§ **WORK TO BE COMPLETED**:
Among the lines of the records below, copy those that hold the word "vscode".

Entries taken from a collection
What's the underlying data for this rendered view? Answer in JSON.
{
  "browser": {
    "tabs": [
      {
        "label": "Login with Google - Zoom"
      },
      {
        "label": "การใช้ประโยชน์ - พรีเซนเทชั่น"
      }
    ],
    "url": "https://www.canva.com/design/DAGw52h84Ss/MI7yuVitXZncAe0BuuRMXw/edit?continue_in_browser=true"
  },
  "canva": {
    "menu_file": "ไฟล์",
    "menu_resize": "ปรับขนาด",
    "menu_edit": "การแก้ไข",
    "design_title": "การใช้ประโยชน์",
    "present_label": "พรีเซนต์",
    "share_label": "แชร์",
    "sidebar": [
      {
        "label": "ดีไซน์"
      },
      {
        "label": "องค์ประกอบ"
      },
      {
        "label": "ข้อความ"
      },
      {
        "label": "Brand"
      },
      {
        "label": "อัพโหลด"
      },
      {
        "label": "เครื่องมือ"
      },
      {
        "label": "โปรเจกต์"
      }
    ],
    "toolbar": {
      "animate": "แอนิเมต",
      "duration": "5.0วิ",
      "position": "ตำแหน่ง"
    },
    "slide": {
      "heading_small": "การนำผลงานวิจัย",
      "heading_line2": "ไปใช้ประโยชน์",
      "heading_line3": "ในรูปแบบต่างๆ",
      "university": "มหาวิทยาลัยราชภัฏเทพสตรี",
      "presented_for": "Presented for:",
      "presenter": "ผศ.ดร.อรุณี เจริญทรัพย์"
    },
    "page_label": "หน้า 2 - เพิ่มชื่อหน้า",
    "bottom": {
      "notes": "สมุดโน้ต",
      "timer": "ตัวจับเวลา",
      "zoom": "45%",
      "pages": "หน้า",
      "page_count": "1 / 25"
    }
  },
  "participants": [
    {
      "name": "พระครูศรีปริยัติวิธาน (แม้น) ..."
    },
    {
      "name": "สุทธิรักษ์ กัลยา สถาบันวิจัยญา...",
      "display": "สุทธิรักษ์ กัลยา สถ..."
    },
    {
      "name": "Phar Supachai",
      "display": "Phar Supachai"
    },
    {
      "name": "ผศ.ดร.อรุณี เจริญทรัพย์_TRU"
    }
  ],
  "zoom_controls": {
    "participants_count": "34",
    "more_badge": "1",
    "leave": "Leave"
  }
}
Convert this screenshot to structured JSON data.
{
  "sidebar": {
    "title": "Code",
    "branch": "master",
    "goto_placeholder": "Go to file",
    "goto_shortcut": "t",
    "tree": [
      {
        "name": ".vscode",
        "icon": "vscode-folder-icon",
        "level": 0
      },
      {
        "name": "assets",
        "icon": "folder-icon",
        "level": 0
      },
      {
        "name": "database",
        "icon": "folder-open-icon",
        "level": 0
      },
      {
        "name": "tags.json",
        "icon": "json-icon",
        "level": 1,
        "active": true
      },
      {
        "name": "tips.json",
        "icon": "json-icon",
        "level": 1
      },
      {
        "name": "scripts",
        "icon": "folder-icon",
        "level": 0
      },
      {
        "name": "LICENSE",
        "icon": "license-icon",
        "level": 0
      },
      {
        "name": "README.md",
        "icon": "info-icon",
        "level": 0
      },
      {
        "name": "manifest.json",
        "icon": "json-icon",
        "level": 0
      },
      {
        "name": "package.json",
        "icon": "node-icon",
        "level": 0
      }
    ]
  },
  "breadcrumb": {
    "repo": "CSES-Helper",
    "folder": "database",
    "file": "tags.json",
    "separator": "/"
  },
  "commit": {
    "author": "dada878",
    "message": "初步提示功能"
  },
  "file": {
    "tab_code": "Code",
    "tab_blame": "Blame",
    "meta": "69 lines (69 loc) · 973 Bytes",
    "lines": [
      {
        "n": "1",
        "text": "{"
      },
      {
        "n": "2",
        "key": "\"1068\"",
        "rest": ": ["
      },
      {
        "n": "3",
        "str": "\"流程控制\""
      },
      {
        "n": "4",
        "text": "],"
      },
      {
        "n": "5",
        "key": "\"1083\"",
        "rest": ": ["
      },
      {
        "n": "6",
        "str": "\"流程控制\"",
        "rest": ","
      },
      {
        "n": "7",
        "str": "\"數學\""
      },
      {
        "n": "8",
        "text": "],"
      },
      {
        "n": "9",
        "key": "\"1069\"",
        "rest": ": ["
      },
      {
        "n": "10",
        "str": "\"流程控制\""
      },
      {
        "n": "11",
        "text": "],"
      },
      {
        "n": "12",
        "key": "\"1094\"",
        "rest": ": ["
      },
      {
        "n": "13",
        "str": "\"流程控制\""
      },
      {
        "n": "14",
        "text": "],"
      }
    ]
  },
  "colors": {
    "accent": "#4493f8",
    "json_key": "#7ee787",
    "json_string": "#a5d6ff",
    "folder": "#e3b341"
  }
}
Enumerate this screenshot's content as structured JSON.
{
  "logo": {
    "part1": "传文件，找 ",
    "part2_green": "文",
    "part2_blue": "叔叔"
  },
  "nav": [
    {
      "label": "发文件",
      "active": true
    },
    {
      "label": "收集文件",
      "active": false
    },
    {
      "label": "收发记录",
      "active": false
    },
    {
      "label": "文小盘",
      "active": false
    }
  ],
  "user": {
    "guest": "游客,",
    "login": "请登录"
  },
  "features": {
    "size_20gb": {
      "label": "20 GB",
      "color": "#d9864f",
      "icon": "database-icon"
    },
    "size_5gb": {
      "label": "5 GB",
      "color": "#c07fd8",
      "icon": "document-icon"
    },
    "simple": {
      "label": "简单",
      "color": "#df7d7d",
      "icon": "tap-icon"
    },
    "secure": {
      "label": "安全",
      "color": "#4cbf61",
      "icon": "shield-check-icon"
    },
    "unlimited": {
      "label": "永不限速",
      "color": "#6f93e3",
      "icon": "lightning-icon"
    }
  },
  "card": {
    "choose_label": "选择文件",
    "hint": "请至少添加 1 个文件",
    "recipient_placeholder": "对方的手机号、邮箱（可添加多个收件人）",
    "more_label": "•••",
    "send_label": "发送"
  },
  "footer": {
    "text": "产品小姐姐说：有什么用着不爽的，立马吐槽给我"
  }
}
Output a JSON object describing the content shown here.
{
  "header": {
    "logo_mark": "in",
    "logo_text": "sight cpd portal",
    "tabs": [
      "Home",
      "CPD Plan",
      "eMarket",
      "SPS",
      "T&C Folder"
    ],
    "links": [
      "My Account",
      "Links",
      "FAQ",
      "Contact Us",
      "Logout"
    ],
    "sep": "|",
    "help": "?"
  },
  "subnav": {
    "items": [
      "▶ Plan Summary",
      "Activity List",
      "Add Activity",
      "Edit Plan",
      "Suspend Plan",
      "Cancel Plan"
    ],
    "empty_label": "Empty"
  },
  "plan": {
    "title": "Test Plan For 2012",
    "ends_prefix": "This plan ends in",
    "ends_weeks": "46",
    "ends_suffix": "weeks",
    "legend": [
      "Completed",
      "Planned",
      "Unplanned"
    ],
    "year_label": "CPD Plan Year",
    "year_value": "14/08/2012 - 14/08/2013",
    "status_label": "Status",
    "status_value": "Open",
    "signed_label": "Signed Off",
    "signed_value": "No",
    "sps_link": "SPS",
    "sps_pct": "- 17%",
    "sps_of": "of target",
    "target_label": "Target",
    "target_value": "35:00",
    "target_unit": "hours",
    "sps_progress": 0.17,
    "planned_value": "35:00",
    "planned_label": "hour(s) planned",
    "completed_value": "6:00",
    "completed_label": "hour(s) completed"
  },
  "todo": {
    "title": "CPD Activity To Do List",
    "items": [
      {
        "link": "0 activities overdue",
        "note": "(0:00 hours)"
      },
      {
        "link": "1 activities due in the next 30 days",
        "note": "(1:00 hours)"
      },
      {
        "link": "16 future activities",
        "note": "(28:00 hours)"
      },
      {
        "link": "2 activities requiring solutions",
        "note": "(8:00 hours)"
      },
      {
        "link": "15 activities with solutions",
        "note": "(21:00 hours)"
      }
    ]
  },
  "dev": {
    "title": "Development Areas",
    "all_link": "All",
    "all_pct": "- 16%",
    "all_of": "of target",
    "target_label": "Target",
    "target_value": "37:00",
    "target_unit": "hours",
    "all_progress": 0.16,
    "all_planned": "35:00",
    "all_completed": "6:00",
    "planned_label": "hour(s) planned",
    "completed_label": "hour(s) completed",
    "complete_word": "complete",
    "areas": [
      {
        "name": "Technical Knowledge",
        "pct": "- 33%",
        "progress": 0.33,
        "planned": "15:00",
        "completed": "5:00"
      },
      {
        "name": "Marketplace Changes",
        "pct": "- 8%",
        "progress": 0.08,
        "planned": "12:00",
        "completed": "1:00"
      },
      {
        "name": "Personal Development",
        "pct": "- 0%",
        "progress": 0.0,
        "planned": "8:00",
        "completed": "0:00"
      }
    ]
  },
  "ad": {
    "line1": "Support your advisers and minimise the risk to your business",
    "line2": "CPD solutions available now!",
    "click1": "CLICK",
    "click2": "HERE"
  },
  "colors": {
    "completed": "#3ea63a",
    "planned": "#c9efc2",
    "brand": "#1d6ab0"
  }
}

§ **FINISHED TASK**:
        "name": ".vscode",
        "icon": "vscode-folder-icon",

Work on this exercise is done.